--- SUPPLIED INFORMATION Enclosed Below ---

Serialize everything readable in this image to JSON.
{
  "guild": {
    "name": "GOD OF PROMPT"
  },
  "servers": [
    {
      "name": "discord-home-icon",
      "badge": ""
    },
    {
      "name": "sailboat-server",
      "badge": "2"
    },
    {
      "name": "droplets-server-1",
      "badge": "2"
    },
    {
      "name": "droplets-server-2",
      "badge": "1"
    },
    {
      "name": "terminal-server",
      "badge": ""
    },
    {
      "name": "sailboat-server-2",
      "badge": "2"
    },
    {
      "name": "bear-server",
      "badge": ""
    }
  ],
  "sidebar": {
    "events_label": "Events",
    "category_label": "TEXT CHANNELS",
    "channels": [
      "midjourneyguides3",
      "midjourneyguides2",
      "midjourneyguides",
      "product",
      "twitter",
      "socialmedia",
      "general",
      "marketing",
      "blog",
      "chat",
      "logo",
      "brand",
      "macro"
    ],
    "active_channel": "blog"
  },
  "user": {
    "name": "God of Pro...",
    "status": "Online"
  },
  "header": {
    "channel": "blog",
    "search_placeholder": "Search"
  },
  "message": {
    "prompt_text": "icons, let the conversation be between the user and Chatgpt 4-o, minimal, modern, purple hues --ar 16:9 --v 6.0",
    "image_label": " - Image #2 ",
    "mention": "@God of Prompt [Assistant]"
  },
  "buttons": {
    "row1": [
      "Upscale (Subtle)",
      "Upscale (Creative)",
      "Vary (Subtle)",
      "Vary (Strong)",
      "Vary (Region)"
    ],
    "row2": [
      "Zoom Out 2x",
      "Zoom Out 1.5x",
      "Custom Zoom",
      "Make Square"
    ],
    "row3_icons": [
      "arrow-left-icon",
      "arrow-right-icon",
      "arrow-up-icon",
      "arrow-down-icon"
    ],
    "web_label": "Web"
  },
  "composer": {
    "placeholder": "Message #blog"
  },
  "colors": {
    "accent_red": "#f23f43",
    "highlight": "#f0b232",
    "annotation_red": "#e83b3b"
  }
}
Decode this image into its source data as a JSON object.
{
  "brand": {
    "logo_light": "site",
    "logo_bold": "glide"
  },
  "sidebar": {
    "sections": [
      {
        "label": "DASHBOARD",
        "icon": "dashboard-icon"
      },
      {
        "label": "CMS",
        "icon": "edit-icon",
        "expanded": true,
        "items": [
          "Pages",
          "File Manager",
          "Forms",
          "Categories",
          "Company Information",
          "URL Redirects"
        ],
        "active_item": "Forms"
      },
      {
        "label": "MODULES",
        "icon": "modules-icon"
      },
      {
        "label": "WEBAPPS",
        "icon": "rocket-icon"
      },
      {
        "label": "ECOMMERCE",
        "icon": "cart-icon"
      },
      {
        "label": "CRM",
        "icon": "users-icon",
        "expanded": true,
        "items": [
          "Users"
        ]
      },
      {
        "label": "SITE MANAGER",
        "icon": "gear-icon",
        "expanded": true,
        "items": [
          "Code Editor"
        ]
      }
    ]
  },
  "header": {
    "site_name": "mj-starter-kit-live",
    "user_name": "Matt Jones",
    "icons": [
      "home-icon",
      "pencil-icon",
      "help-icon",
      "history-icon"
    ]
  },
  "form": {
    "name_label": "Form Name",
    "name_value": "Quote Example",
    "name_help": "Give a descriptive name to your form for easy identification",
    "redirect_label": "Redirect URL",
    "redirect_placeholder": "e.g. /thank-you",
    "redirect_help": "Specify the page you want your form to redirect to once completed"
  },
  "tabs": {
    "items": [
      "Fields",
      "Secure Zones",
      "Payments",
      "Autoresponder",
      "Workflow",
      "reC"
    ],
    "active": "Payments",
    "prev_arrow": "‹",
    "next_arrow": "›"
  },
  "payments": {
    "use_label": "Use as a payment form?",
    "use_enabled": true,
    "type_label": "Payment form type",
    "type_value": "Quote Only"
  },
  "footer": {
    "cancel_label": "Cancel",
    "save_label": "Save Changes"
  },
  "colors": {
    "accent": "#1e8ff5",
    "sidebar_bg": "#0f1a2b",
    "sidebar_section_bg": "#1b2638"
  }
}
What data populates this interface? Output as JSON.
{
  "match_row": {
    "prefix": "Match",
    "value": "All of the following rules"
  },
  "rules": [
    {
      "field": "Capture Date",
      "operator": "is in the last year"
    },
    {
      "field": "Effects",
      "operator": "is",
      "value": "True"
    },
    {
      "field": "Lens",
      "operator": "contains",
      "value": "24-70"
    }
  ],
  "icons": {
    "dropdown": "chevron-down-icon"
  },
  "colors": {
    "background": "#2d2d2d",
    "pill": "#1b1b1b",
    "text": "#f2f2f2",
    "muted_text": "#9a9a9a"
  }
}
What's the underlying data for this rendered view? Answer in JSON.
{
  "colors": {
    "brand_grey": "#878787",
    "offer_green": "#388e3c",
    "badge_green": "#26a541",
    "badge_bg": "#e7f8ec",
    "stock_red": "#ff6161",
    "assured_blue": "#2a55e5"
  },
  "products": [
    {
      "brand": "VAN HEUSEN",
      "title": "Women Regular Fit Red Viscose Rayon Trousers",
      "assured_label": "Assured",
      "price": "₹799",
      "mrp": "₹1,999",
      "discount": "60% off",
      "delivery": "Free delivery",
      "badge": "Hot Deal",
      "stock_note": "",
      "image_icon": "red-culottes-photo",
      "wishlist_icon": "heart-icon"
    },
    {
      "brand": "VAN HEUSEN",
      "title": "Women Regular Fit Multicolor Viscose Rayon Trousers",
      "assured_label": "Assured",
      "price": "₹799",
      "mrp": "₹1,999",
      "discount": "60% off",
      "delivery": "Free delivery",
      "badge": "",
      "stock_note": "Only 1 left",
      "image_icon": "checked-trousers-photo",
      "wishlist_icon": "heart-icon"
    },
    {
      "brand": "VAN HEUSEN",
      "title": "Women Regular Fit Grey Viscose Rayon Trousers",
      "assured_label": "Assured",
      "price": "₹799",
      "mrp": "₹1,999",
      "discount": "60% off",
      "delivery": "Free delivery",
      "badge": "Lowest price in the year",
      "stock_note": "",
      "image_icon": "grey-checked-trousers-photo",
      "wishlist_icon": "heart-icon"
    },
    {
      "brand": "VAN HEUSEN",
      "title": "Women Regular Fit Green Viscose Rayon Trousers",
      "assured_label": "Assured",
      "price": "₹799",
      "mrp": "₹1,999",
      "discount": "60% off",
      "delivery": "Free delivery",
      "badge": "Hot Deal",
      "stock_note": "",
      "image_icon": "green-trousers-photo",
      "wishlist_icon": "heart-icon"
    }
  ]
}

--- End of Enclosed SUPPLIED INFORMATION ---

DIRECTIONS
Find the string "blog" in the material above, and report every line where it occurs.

EXERCISE RESPONSE
      "blog",
    "active_channel": "blog"
    "channel": "blog",
    "placeholder": "Message #blog"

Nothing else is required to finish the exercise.